• [Problem requirements] Copy out each record that follows exactly, and omit any picture you find.

Start of Provided records

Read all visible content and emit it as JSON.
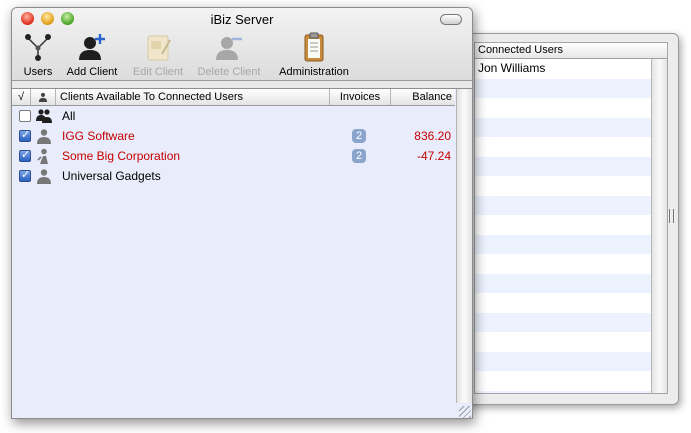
{
  "window": {
    "title": "iBiz Server"
  },
  "toolbar": {
    "items": [
      {
        "label": "Users",
        "icon": "users-network-icon",
        "enabled": true
      },
      {
        "label": "Add Client",
        "icon": "add-client-icon",
        "enabled": true
      },
      {
        "label": "Edit Client",
        "icon": "edit-client-icon",
        "enabled": false
      },
      {
        "label": "Delete Client",
        "icon": "delete-client-icon",
        "enabled": false
      },
      {
        "label": "Administration",
        "icon": "clipboard-icon",
        "enabled": true
      }
    ]
  },
  "table": {
    "columns": {
      "check": "√",
      "type": "person-icon",
      "name": "Clients Available To Connected Users",
      "invoices": "Invoices",
      "balance": "Balance"
    },
    "rows": [
      {
        "checked": false,
        "name": "All",
        "invoices": "",
        "balance": "",
        "highlight": false
      },
      {
        "checked": true,
        "name": "IGG Software",
        "invoices": "2",
        "balance": "836.20",
        "highlight": true
      },
      {
        "checked": true,
        "name": "Some Big Corporation",
        "invoices": "2",
        "balance": "-47.24",
        "highlight": true
      },
      {
        "checked": true,
        "name": "Universal Gadgets",
        "invoices": "",
        "balance": "",
        "highlight": false
      }
    ]
  },
  "drawer": {
    "header": "Connected Users",
    "users": [
      "Jon Williams"
    ]
  },
  "colors": {
    "overdue": "#c40000",
    "badge": "#8aa4cc",
    "table_bg": "#e9edfb",
    "drawer_stripe": "#edf3fe"
  }
}
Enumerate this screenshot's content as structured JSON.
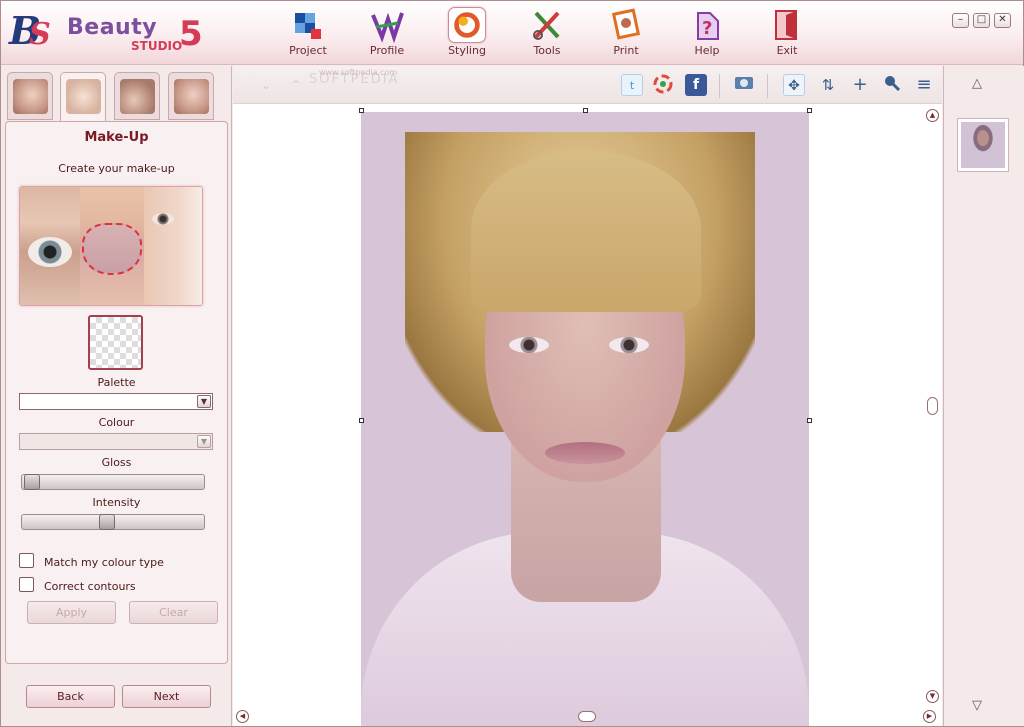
{
  "app": {
    "logo_text": "Beauty",
    "logo_sub": "STUDIO",
    "logo_version": "5"
  },
  "toolbar": {
    "items": [
      {
        "label": "Project",
        "icon": "project-icon"
      },
      {
        "label": "Profile",
        "icon": "profile-icon"
      },
      {
        "label": "Styling",
        "icon": "styling-icon",
        "active": true
      },
      {
        "label": "Tools",
        "icon": "tools-icon"
      },
      {
        "label": "Print",
        "icon": "print-icon"
      },
      {
        "label": "Help",
        "icon": "help-icon"
      },
      {
        "label": "Exit",
        "icon": "exit-icon"
      }
    ],
    "window_controls": {
      "minimize": "–",
      "maximize": "□",
      "close": "✕"
    }
  },
  "left_panel": {
    "tabs": [
      "hair-tab",
      "makeup-tab",
      "accessories-tab",
      "face-tab"
    ],
    "title": "Make-Up",
    "subtitle": "Create your make-up",
    "palette_label": "Palette",
    "palette_value": "",
    "colour_label": "Colour",
    "colour_value": "",
    "gloss_label": "Gloss",
    "gloss_value": 0.0,
    "intensity_label": "Intensity",
    "intensity_value": 0.45,
    "match_colour_label": "Match my colour type",
    "match_colour_checked": false,
    "correct_contours_label": "Correct contours",
    "correct_contours_checked": false,
    "apply_label": "Apply",
    "clear_label": "Clear",
    "back_label": "Back",
    "next_label": "Next"
  },
  "canvas_toolbar": {
    "icons": [
      "twitter-icon",
      "picasa-icon",
      "facebook-icon",
      "camera-icon",
      "move-icon",
      "rotate-icon",
      "crosshair-icon",
      "zoom-icon",
      "menu-icon"
    ],
    "watermark": "SOFTPEDIA",
    "watermark_url": "www.softpedia.com"
  },
  "colors": {
    "accent": "#d63a56",
    "title_red": "#7a1a22",
    "header_bg": "#fbeef0"
  }
}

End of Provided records

• [Expected output]
Read all visible content and emit it as JSON.
{
  "window": {
    "title": "iBiz Server"
  },
  "toolbar": {
    "items": [
      {
        "label": "Users",
        "icon": "users-network-icon",
        "enabled": true
      },
      {
        "label": "Add Client",
        "icon": "add-client-icon",
        "enabled": true
      },
      {
        "label": "Edit Client",
        "icon": "edit-client-icon",
        "enabled": false
      },
      {
        "label": "Delete Client",
        "icon": "delete-client-icon",
        "enabled": false
      },
      {
        "label": "Administration",
        "icon": "clipboard-icon",
        "enabled": true
      }
    ]
  },
  "table": {
    "columns": {
      "check": "√",
      "type": "person-icon",
      "name": "Clients Available To Connected Users",
      "invoices": "Invoices",
      "balance": "Balance"
    },
    "rows": [
      {
        "checked": false,
        "name": "All",
        "invoices": "",
        "balance": "",
        "highlight": false
      },
      {
        "checked": true,
        "name": "IGG Software",
        "invoices": "2",
        "balance": "836.20",
        "highlight": true
      },
      {
        "checked": true,
        "name": "Some Big Corporation",
        "invoices": "2",
        "balance": "-47.24",
        "highlight": true
      },
      {
        "checked": true,
        "name": "Universal Gadgets",
        "invoices": "",
        "balance": "",
        "highlight": false
      }
    ]
  },
  "drawer": {
    "header": "Connected Users",
    "users": [
      "Jon Williams"
    ]
  },
  "colors": {
    "overdue": "#c40000",
    "badge": "#8aa4cc",
    "table_bg": "#e9edfb",
    "drawer_stripe": "#edf3fe"
  }
}
Enumerate this screenshot's content as structured JSON.
{
  "app": {
    "logo_text": "Beauty",
    "logo_sub": "STUDIO",
    "logo_version": "5"
  },
  "toolbar": {
    "items": [
      {
        "label": "Project",
        "icon": "project-icon"
      },
      {
        "label": "Profile",
        "icon": "profile-icon"
      },
      {
        "label": "Styling",
        "icon": "styling-icon",
        "active": true
      },
      {
        "label": "Tools",
        "icon": "tools-icon"
      },
      {
        "label": "Print",
        "icon": "print-icon"
      },
      {
        "label": "Help",
        "icon": "help-icon"
      },
      {
        "label": "Exit",
        "icon": "exit-icon"
      }
    ],
    "window_controls": {
      "minimize": "–",
      "maximize": "□",
      "close": "✕"
    }
  },
  "left_panel": {
    "tabs": [
      "hair-tab",
      "makeup-tab",
      "accessories-tab",
      "face-tab"
    ],
    "title": "Make-Up",
    "subtitle": "Create your make-up",
    "palette_label": "Palette",
    "palette_value": "",
    "colour_label": "Colour",
    "colour_value": "",
    "gloss_label": "Gloss",
    "gloss_value": 0.0,
    "intensity_label": "Intensity",
    "intensity_value": 0.45,
    "match_colour_label": "Match my colour type",
    "match_colour_checked": false,
    "correct_contours_label": "Correct contours",
    "correct_contours_checked": false,
    "apply_label": "Apply",
    "clear_label": "Clear",
    "back_label": "Back",
    "next_label": "Next"
  },
  "canvas_toolbar": {
    "icons": [
      "twitter-icon",
      "picasa-icon",
      "facebook-icon",
      "camera-icon",
      "move-icon",
      "rotate-icon",
      "crosshair-icon",
      "zoom-icon",
      "menu-icon"
    ],
    "watermark": "SOFTPEDIA",
    "watermark_url": "www.softpedia.com"
  },
  "colors": {
    "accent": "#d63a56",
    "title_red": "#7a1a22",
    "header_bg": "#fbeef0"
  }
}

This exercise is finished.